The V-Nickels were not the first 5-cent piece produced by the US Mint, but they are popular. Produced mostly during the late part of the 19th & early 20th century, V-Nickels make up a vital portion of the early 20th century US coinage. Collectors love these coins for a number of different reasons, but mostly because they are so beautiful and increasingly difficult to find.
When it comes to collecting these coins, a collector will always look at the condition the coin is in. Seeing as only the most beautiful pieces are added to most people’s collections, it follows that collectors are willing to pay a hefty price to get their hands on a V-Nickel in excellent shape.
When considering coins that are decades, if not a century old, you have to take a close look at the coin’s condition. While a coin may have some collectible value in any condition, it is typically only coins that are in pristine condition that are sought after by coin collectors. Finding coins in this condition can be quite difficult, however, given how long ago many of them were minted.
When you are looking at a coin’s physical condition, you are really trying to determine how that coin might be graded.

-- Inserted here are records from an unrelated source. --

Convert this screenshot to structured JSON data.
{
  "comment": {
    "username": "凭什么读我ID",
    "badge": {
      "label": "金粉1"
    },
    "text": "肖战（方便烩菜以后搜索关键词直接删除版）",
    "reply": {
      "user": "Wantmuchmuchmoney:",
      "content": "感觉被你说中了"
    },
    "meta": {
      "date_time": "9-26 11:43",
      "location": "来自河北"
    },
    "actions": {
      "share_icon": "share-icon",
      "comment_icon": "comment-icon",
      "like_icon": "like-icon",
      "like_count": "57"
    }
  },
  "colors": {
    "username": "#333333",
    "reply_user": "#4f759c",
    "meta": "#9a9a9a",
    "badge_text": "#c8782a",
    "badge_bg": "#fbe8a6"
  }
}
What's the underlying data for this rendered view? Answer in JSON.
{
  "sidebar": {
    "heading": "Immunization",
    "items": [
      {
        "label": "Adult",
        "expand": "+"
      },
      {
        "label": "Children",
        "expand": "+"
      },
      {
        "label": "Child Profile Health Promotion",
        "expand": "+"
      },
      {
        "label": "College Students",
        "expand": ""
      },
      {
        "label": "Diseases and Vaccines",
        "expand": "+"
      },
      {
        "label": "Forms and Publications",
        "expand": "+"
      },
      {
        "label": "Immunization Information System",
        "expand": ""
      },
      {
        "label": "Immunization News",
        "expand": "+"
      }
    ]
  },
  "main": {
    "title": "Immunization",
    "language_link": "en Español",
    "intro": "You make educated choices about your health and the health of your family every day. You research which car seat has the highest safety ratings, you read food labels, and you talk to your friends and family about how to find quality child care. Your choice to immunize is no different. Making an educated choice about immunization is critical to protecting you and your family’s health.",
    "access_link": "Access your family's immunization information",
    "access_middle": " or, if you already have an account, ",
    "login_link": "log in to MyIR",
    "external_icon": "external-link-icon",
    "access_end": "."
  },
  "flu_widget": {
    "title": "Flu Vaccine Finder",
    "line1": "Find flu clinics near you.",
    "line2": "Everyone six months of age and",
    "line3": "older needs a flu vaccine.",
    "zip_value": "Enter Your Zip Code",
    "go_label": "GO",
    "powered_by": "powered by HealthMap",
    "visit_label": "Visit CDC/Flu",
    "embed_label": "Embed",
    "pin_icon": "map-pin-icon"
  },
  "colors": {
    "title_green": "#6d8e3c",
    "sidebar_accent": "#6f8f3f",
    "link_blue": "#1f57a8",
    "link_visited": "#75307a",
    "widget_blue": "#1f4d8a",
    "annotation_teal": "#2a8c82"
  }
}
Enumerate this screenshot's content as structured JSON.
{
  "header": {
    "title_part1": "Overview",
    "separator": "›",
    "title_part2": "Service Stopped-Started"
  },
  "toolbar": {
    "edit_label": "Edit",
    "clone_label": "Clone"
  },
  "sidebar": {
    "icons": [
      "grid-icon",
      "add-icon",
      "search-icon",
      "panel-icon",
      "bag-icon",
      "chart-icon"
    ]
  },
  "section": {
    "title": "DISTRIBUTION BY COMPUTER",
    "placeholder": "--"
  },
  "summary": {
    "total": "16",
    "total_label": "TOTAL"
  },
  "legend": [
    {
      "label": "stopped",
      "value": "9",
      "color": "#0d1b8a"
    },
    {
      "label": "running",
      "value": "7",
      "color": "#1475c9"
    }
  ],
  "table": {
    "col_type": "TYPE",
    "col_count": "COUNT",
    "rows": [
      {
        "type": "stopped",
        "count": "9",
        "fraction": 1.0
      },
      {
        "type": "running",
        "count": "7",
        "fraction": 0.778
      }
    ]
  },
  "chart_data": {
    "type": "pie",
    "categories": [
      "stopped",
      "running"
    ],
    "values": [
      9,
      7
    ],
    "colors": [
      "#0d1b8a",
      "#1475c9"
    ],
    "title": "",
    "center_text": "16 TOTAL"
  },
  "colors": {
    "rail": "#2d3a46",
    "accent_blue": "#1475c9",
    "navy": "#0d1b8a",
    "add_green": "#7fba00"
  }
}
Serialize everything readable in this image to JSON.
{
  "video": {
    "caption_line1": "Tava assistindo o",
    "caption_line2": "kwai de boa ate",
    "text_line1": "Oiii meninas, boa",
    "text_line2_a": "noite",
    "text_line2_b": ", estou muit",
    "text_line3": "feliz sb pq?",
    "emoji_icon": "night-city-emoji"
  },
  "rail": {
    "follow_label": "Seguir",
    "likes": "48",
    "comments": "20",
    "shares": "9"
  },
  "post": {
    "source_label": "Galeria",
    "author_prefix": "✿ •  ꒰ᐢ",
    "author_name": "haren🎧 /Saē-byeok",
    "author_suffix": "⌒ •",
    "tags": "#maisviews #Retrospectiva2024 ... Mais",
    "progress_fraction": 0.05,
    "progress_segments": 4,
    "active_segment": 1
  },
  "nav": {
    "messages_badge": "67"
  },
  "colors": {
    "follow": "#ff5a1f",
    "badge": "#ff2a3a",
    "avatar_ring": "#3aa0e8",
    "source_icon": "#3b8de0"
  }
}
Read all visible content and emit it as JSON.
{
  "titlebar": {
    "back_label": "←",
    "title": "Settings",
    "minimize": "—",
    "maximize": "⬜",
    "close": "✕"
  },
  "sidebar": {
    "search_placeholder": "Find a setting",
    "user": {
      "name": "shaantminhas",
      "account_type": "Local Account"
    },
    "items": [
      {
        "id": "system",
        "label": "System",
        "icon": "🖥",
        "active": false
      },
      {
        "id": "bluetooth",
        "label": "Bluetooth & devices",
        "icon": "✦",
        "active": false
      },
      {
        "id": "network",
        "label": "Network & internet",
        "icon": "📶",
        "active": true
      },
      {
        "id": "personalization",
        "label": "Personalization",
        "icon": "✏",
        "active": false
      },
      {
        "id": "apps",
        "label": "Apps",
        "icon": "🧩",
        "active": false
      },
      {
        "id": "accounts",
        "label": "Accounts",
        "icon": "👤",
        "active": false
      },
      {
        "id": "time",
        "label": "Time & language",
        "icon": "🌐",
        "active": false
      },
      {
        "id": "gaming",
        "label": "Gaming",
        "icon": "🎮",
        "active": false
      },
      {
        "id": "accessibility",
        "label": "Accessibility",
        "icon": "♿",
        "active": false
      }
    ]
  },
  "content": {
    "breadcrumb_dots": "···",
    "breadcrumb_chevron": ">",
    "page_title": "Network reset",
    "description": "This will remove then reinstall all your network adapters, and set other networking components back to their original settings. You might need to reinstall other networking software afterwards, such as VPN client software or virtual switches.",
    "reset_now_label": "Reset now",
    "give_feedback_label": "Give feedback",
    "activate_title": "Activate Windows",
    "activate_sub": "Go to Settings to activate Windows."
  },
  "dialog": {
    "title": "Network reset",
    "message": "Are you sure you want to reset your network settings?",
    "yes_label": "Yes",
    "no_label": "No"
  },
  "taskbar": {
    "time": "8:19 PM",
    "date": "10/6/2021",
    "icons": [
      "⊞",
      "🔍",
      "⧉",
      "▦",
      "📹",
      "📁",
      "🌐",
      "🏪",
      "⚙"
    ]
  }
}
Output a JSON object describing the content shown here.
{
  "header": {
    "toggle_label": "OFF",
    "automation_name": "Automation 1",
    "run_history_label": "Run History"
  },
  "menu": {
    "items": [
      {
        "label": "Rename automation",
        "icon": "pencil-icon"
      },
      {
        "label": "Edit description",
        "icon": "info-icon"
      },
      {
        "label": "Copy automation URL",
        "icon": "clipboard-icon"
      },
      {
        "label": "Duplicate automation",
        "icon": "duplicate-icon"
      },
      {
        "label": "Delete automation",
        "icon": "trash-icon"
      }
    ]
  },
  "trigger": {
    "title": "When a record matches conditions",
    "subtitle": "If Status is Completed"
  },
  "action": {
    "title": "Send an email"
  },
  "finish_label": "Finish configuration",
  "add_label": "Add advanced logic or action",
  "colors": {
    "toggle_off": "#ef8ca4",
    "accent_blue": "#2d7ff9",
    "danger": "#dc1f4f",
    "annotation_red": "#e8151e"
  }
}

While a grade can only be assigned by a professionally recognized coin grading company, you can use the guidelines below to get a good idea of what a V-Nickel might look like according to its grade.
Uncirculated: Coins that are in uncirculated condition are highly sought after by coin collectors. Because these coins were never used in circulation, they have not been exposed to millions of human hands over the years and countless exchanges. These coins will appear to be brand new and freshly minted, and will show no signs of age.
Extremely Fine: While coins in extremely fine condition may have some very minor forms of damage or wear, they may still be highly coveted by collectors. To be assigned a grade of extremely fine, a coin may have only very minor surface scratches or discoloration. In fact, the coin will appear brand new and its blemishes can likely only be seen upon a very close visual inspection.
Fine: Coins that have been assigned a grade of fine have been used in circulation and have been exchanged and handled countless times. These coins may have some serious scratches or surface imperfections, although the coin’s images and details will still be completely intact.
Good: The vast majority of coins that are bought and sold today are assigned a grade of fine. These coins have very obvious signs of age related wear and tear, and may have serious scratches, dents or discoloration. A coin collector will likely overlook coins in this condition in favor of similar coins in better physical shape.
To get an accurate estimate of a 1902 V-Nickel value, you must make a careful assessment of the coin’s condition. Collectors care a great deal about condition, and coins in top condition often sell for far more than coins in only good condition. The chart below will help you determine what you might expect to pay for a 1902 V-Nickel based on its type and grade.
|1902 V Nickel||$2||$4||$30||$60||Source: Red Book|